- What to do
Sort through the entries below and pull out lines containing the word "JSON".

= = = =

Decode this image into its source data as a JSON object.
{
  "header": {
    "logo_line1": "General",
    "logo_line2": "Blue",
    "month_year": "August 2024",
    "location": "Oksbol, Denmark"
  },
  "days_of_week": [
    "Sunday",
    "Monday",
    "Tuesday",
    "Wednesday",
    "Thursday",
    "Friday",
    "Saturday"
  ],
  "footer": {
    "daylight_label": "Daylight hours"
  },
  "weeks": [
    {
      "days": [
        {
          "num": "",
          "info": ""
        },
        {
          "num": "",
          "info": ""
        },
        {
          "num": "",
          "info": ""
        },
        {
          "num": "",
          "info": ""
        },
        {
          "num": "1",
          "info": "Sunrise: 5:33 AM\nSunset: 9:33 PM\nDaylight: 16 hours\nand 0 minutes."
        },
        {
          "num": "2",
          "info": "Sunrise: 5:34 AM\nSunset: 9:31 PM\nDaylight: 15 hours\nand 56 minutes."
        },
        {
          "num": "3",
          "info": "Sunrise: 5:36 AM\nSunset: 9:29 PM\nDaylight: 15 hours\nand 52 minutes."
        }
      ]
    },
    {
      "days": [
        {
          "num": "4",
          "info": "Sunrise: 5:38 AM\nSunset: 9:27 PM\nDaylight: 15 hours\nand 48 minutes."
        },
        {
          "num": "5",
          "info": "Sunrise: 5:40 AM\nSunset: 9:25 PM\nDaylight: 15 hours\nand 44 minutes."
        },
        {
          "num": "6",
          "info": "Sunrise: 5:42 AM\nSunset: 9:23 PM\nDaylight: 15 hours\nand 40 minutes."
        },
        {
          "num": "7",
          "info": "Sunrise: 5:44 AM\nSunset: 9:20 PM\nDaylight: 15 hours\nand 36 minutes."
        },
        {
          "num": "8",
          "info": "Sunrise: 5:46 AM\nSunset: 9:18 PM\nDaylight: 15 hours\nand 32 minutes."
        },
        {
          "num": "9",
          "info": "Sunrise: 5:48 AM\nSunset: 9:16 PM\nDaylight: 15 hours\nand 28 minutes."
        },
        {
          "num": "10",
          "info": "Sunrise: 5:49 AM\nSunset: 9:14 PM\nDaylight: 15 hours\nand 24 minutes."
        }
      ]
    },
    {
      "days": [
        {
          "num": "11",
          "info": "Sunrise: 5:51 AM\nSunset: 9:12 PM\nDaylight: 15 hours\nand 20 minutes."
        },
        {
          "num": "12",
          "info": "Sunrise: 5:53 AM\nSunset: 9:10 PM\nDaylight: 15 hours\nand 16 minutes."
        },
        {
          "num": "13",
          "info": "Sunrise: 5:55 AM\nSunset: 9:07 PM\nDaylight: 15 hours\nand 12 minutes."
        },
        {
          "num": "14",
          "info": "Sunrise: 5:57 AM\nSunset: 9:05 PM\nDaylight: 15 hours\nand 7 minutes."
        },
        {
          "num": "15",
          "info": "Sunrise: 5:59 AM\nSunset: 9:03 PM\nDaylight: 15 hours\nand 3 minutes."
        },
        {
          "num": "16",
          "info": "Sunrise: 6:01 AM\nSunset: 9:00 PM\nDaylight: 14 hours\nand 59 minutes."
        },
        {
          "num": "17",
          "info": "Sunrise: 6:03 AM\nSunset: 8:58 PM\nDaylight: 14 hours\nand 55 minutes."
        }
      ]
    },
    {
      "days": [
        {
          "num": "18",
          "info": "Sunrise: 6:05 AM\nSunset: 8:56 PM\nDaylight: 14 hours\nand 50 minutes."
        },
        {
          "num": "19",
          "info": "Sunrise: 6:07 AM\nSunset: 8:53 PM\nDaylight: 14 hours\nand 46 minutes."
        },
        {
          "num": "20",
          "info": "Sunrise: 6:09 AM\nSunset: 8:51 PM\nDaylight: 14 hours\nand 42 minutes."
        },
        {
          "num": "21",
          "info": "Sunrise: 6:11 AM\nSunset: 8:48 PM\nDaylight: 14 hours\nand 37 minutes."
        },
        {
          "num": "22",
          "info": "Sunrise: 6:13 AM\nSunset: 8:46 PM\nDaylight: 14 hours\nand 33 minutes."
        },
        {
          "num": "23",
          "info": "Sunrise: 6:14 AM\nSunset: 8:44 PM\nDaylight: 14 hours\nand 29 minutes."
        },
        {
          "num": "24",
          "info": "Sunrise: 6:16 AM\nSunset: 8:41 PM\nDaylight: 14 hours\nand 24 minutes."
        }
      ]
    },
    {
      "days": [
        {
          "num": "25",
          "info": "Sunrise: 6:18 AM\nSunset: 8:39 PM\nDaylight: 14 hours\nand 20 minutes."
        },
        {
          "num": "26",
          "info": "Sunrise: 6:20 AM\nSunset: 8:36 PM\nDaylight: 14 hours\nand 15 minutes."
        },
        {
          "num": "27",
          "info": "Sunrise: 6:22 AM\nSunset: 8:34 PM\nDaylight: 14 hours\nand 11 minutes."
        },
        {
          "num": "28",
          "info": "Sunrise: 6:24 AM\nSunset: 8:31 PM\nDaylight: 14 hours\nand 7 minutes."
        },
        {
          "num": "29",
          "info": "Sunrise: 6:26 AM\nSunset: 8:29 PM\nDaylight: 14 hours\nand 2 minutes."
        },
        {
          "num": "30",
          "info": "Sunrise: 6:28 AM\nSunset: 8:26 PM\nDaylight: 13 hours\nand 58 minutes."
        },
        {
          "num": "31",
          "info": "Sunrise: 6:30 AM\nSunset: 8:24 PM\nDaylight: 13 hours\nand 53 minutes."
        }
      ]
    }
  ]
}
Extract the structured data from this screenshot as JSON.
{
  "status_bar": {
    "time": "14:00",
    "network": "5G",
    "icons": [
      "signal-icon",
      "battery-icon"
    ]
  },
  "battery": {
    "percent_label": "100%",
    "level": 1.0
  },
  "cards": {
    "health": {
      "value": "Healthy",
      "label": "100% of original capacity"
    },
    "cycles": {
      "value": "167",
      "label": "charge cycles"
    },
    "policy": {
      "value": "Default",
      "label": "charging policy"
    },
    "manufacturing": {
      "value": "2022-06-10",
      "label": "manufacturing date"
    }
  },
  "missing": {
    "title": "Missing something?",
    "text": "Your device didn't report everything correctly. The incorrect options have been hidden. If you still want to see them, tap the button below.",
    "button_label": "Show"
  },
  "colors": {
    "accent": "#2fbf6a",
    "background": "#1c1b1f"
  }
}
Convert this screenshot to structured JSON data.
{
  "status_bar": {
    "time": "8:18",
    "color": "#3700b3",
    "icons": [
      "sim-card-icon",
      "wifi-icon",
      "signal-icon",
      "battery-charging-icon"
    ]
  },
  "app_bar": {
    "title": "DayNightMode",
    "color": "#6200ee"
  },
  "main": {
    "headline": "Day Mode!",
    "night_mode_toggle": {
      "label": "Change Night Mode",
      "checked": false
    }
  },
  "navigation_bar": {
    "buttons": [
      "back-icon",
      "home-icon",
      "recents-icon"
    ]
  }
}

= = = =

- Answer box
Decode this image into its source data as a JSON object.
Extract the structured data from this screenshot as JSON.
Convert this screenshot to structured JSON data.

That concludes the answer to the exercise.